*Exercise goal*
This exercise asks for the entries to be repeated exactly, without their images.

*Task inputs*
* * * * *

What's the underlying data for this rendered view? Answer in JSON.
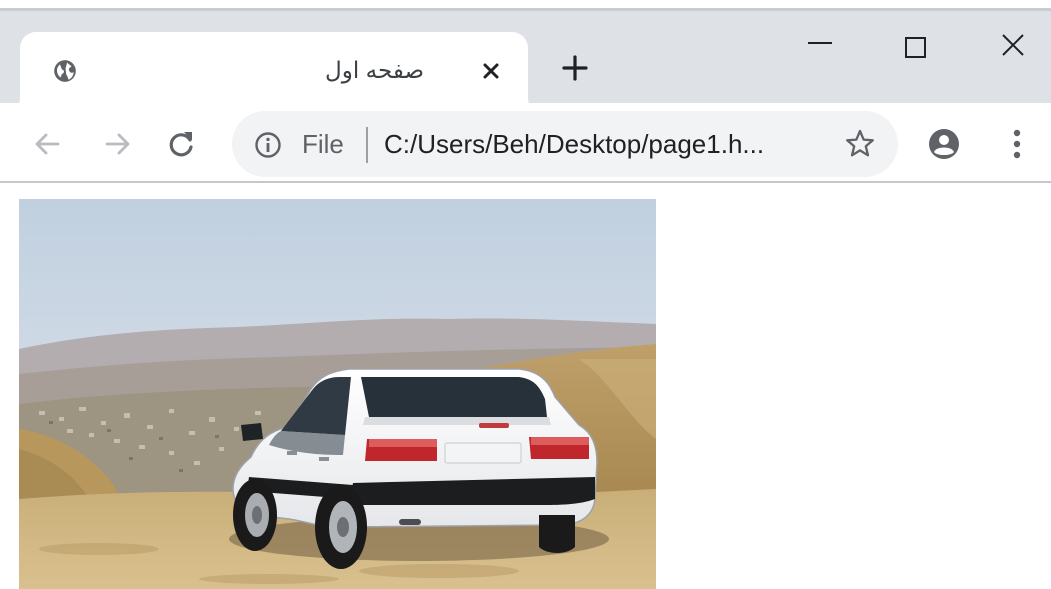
{
  "browser": {
    "tab": {
      "title": "صفحه اول",
      "favicon": "globe-icon"
    },
    "new_tab_icon": "plus-icon",
    "window_controls": [
      "minimize-icon",
      "maximize-icon",
      "close-icon"
    ],
    "toolbar": {
      "back_icon": "arrow-left-icon",
      "forward_icon": "arrow-right-icon",
      "reload_icon": "reload-icon",
      "omnibox": {
        "info_icon": "info-icon",
        "scheme_label": "File",
        "url": "C:/Users/Beh/Desktop/page1.h..."
      },
      "bookmark_icon": "star-icon",
      "profile_icon": "account-icon",
      "menu_icon": "kebab-menu-icon"
    }
  },
  "page": {
    "image": {
      "subject": "white hatchback car on a dirt hill with a town in the valley"
    }
  },
  "colors": {
    "tabstrip": "#dee1e6",
    "omnibox": "#f1f3f4",
    "icon": "#5f6368",
    "text": "#202124"
  }
}
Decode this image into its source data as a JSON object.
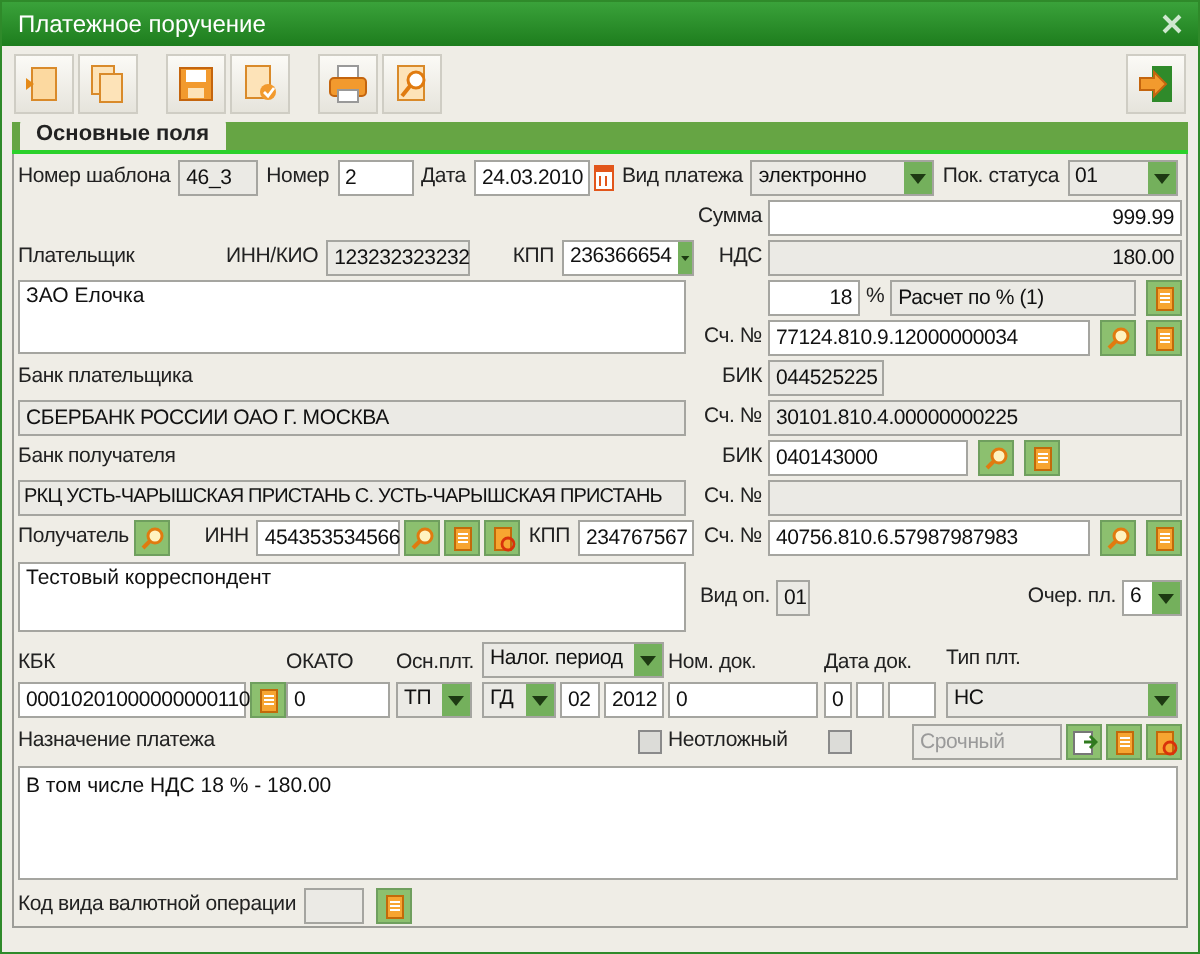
{
  "window": {
    "title": "Платежное поручение"
  },
  "tabs": [
    {
      "label": "Основные поля",
      "selected": true
    }
  ],
  "template_number": {
    "label": "Номер шаблона",
    "value": "46_3"
  },
  "number": {
    "label": "Номер",
    "value": "2"
  },
  "date": {
    "label": "Дата",
    "value": "24.03.2010"
  },
  "payment_type": {
    "label": "Вид платежа",
    "value": "электронно"
  },
  "status": {
    "label": "Пок. статуса",
    "value": "01"
  },
  "amount": {
    "label": "Сумма",
    "value": "999.99"
  },
  "payer": {
    "label": "Плательщик",
    "inn_label": "ИНН/КИО",
    "inn": "123232323232",
    "kpp_label": "КПП",
    "kpp": "236366654",
    "name": "ЗАО Елочка",
    "account_label": "Сч. №",
    "account": "77124.810.9.12000000034"
  },
  "vat": {
    "label": "НДС",
    "value": "180.00",
    "rate": "18",
    "percent": "%",
    "method": "Расчет по % (1)"
  },
  "payer_bank": {
    "label": "Банк плательщика",
    "bik_label": "БИК",
    "bik": "044525225",
    "name": "СБЕРБАНК РОССИИ ОАО Г. МОСКВА",
    "account_label": "Сч. №",
    "account": "30101.810.4.00000000225"
  },
  "payee_bank": {
    "label": "Банк получателя",
    "bik_label": "БИК",
    "bik": "040143000",
    "name": "РКЦ УСТЬ-ЧАРЫШСКАЯ ПРИСТАНЬ С. УСТЬ-ЧАРЫШСКАЯ ПРИСТАНЬ",
    "account_label": "Сч. №"
  },
  "payee": {
    "label": "Получатель",
    "inn_label": "ИНН",
    "inn": "454353534566",
    "kpp_label": "КПП",
    "kpp": "234767567",
    "account_label": "Сч. №",
    "account": "40756.810.6.57987987983",
    "name": "Тестовый корреспондент"
  },
  "operation_type": {
    "label": "Вид оп.",
    "value": "01"
  },
  "priority": {
    "label": "Очер. пл.",
    "value": "6"
  },
  "tax": {
    "kbk_label": "КБК",
    "kbk": "00010201000000000110",
    "okato_label": "ОКАТО",
    "okato": "0",
    "basis_label": "Осн.плт.",
    "period_kind": "Налог. период",
    "basis": "ТП",
    "period": "ГД",
    "period_month": "02",
    "period_year": "2012",
    "doc_number_label": "Ном. док.",
    "doc_number": "0",
    "doc_date_label": "Дата док.",
    "doc_date_day": "0",
    "payer_type_label": "Тип плт.",
    "payer_type": "НС"
  },
  "purpose": {
    "label": "Назначение платежа",
    "text": "В том числе НДС 18 % - 180.00"
  },
  "urgent": {
    "label": "Неотложный",
    "checked": false
  },
  "flag": {
    "checked": false
  },
  "speed": {
    "value": "Срочный",
    "disabled": true
  },
  "currency_operation": {
    "label": "Код вида валютной операции"
  }
}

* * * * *

*Task answer*
What's the underlying data for this rendered view? Answer in JSON.
{
  "browser": {
    "tab": {
      "title": "صفحه اول",
      "favicon": "globe-icon"
    },
    "new_tab_icon": "plus-icon",
    "window_controls": [
      "minimize-icon",
      "maximize-icon",
      "close-icon"
    ],
    "toolbar": {
      "back_icon": "arrow-left-icon",
      "forward_icon": "arrow-right-icon",
      "reload_icon": "reload-icon",
      "omnibox": {
        "info_icon": "info-icon",
        "scheme_label": "File",
        "url": "C:/Users/Beh/Desktop/page1.h..."
      },
      "bookmark_icon": "star-icon",
      "profile_icon": "account-icon",
      "menu_icon": "kebab-menu-icon"
    }
  },
  "page": {
    "image": {
      "subject": "white hatchback car on a dirt hill with a town in the valley"
    }
  },
  "colors": {
    "tabstrip": "#dee1e6",
    "omnibox": "#f1f3f4",
    "icon": "#5f6368",
    "text": "#202124"
  }
}
Decode this image into its source data as a JSON object.
{
  "window": {
    "title": "Платежное поручение"
  },
  "tabs": [
    {
      "label": "Основные поля",
      "selected": true
    }
  ],
  "template_number": {
    "label": "Номер шаблона",
    "value": "46_3"
  },
  "number": {
    "label": "Номер",
    "value": "2"
  },
  "date": {
    "label": "Дата",
    "value": "24.03.2010"
  },
  "payment_type": {
    "label": "Вид платежа",
    "value": "электронно"
  },
  "status": {
    "label": "Пок. статуса",
    "value": "01"
  },
  "amount": {
    "label": "Сумма",
    "value": "999.99"
  },
  "payer": {
    "label": "Плательщик",
    "inn_label": "ИНН/КИО",
    "inn": "123232323232",
    "kpp_label": "КПП",
    "kpp": "236366654",
    "name": "ЗАО Елочка",
    "account_label": "Сч. №",
    "account": "77124.810.9.12000000034"
  },
  "vat": {
    "label": "НДС",
    "value": "180.00",
    "rate": "18",
    "percent": "%",
    "method": "Расчет по % (1)"
  },
  "payer_bank": {
    "label": "Банк плательщика",
    "bik_label": "БИК",
    "bik": "044525225",
    "name": "СБЕРБАНК РОССИИ ОАО Г. МОСКВА",
    "account_label": "Сч. №",
    "account": "30101.810.4.00000000225"
  },
  "payee_bank": {
    "label": "Банк получателя",
    "bik_label": "БИК",
    "bik": "040143000",
    "name": "РКЦ УСТЬ-ЧАРЫШСКАЯ ПРИСТАНЬ С. УСТЬ-ЧАРЫШСКАЯ ПРИСТАНЬ",
    "account_label": "Сч. №"
  },
  "payee": {
    "label": "Получатель",
    "inn_label": "ИНН",
    "inn": "454353534566",
    "kpp_label": "КПП",
    "kpp": "234767567",
    "account_label": "Сч. №",
    "account": "40756.810.6.57987987983",
    "name": "Тестовый корреспондент"
  },
  "operation_type": {
    "label": "Вид оп.",
    "value": "01"
  },
  "priority": {
    "label": "Очер. пл.",
    "value": "6"
  },
  "tax": {
    "kbk_label": "КБК",
    "kbk": "00010201000000000110",
    "okato_label": "ОКАТО",
    "okato": "0",
    "basis_label": "Осн.плт.",
    "period_kind": "Налог. период",
    "basis": "ТП",
    "period": "ГД",
    "period_month": "02",
    "period_year": "2012",
    "doc_number_label": "Ном. док.",
    "doc_number": "0",
    "doc_date_label": "Дата док.",
    "doc_date_day": "0",
    "payer_type_label": "Тип плт.",
    "payer_type": "НС"
  },
  "purpose": {
    "label": "Назначение платежа",
    "text": "В том числе НДС 18 % - 180.00"
  },
  "urgent": {
    "label": "Неотложный",
    "checked": false
  },
  "flag": {
    "checked": false
  },
  "speed": {
    "value": "Срочный",
    "disabled": true
  },
  "currency_operation": {
    "label": "Код вида валютной операции"
  }
}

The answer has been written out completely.